> [Problem description]:
If a line in the entries below includes the string "content", copy it out.

BEGIN Information supplied

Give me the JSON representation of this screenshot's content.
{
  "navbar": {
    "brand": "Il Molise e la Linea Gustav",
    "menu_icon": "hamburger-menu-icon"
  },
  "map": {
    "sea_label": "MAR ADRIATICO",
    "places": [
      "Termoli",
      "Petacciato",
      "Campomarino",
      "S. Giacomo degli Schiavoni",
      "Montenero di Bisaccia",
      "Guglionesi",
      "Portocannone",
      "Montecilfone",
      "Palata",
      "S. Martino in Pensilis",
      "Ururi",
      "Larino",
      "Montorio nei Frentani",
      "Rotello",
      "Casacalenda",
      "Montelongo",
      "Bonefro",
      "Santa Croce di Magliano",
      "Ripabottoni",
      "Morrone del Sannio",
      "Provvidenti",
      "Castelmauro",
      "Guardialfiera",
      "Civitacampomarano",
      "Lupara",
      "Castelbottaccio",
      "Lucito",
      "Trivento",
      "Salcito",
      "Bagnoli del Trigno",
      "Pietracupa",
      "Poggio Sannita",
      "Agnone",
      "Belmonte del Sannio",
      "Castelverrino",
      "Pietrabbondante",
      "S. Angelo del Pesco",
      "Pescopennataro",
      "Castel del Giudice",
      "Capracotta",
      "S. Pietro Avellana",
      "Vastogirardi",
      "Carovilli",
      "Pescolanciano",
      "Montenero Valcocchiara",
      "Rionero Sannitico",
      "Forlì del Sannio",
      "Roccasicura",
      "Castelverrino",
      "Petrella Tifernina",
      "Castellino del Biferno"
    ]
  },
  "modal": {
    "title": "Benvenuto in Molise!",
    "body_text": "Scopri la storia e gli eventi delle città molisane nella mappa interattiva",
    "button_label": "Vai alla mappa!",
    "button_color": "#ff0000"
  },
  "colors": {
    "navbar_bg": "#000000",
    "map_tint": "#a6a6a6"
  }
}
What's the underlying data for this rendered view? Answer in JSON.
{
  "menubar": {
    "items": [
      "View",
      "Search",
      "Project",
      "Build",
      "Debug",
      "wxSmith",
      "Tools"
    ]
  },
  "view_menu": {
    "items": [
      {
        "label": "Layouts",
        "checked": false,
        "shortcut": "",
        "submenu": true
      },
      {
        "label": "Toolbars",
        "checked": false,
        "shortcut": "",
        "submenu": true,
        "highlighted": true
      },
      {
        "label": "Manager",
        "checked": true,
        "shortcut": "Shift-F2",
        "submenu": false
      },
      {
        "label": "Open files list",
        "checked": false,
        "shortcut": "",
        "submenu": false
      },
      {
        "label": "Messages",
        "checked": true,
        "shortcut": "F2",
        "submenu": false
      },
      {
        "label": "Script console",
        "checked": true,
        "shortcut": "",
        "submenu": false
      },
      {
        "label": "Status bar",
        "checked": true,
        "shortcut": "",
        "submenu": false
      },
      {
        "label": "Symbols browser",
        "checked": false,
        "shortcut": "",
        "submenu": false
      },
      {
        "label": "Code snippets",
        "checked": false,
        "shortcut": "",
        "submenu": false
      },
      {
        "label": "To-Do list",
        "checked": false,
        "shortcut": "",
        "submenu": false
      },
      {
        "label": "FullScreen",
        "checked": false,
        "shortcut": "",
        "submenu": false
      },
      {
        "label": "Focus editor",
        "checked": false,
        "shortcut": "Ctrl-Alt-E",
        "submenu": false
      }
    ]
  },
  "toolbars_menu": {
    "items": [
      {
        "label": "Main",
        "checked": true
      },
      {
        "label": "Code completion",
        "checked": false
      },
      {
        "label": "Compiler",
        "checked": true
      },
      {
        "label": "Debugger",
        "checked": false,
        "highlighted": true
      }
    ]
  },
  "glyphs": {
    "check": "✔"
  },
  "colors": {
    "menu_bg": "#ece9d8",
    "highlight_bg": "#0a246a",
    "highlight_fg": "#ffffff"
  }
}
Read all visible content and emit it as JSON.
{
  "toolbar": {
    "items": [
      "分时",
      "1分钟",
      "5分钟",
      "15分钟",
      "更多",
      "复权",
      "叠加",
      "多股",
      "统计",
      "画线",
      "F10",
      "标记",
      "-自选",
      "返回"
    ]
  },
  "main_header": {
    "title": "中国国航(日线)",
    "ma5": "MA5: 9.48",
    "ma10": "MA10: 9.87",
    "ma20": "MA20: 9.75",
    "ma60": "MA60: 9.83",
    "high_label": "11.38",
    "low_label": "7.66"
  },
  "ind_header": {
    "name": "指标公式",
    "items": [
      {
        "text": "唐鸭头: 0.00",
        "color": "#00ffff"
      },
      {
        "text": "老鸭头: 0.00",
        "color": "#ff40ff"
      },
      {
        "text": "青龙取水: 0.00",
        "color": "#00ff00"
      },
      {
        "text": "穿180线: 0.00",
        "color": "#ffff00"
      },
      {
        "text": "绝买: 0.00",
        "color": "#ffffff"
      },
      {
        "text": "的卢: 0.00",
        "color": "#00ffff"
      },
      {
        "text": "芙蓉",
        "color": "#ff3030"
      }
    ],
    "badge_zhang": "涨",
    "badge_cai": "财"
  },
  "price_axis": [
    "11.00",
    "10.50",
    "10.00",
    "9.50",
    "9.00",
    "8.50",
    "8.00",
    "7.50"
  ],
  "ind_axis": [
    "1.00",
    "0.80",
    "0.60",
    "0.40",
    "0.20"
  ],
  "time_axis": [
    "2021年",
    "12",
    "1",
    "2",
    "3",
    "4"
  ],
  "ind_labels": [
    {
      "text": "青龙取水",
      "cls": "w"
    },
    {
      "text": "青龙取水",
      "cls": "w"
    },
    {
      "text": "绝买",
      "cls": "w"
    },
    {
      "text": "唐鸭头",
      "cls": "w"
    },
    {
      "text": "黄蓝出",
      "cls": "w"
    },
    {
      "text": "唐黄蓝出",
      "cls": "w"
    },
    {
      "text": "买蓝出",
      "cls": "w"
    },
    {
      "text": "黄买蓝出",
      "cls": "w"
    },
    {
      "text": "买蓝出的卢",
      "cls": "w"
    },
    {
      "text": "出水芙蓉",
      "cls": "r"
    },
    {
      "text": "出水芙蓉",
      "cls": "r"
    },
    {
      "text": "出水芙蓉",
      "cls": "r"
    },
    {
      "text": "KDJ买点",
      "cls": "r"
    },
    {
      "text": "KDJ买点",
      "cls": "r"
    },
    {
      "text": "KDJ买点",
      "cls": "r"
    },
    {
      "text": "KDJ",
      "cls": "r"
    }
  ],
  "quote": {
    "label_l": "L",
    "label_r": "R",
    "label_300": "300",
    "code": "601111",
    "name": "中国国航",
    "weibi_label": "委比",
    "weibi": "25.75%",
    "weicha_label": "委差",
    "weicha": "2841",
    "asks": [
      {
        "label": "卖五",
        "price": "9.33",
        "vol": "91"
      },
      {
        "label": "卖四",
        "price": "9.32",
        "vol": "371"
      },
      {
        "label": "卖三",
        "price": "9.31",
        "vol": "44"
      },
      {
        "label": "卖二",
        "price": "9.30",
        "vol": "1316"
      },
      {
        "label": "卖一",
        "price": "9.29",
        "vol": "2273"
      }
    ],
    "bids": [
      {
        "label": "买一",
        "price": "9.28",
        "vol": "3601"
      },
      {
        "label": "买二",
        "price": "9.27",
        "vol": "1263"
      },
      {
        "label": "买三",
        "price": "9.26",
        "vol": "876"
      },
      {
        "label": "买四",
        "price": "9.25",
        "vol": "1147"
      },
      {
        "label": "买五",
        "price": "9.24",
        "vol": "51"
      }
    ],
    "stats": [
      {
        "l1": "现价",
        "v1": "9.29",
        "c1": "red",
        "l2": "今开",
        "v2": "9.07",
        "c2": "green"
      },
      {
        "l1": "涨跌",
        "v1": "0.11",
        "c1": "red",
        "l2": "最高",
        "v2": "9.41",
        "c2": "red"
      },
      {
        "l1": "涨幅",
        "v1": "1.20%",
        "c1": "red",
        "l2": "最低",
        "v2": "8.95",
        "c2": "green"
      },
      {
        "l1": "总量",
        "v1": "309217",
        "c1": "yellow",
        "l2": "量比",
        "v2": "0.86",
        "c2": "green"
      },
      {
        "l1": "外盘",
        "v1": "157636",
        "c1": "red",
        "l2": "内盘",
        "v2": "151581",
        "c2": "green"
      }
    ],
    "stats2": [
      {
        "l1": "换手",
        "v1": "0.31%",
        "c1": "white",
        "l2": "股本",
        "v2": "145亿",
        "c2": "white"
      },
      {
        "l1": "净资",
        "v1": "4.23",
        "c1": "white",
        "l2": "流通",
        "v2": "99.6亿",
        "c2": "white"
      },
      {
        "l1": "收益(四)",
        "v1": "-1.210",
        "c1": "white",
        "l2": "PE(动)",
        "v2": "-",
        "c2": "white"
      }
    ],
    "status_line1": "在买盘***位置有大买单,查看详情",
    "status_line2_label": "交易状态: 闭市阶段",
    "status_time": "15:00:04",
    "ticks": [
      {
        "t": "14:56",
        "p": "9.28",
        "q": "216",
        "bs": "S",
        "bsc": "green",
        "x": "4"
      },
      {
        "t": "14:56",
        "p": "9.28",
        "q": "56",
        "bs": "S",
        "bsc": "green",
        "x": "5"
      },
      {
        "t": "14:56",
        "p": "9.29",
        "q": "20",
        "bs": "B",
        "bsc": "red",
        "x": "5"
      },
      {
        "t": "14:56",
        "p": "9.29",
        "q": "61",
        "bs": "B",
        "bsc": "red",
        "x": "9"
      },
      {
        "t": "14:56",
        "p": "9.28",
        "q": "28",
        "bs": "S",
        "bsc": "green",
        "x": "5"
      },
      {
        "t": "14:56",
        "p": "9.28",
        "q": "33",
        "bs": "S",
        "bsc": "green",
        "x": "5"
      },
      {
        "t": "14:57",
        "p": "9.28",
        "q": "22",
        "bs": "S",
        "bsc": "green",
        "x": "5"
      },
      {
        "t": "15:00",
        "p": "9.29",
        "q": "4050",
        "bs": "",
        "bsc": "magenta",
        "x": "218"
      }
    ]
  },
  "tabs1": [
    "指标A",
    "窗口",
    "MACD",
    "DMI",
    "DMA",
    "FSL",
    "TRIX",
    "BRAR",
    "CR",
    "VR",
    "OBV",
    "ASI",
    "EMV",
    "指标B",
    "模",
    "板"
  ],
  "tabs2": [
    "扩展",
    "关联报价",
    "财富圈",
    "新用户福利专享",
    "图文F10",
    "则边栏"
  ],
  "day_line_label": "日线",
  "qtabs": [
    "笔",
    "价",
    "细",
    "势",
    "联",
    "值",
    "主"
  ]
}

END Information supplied

> [Response]:
Give me the JSON representation of this screenshot's content.
Read all visible content and emit it as JSON.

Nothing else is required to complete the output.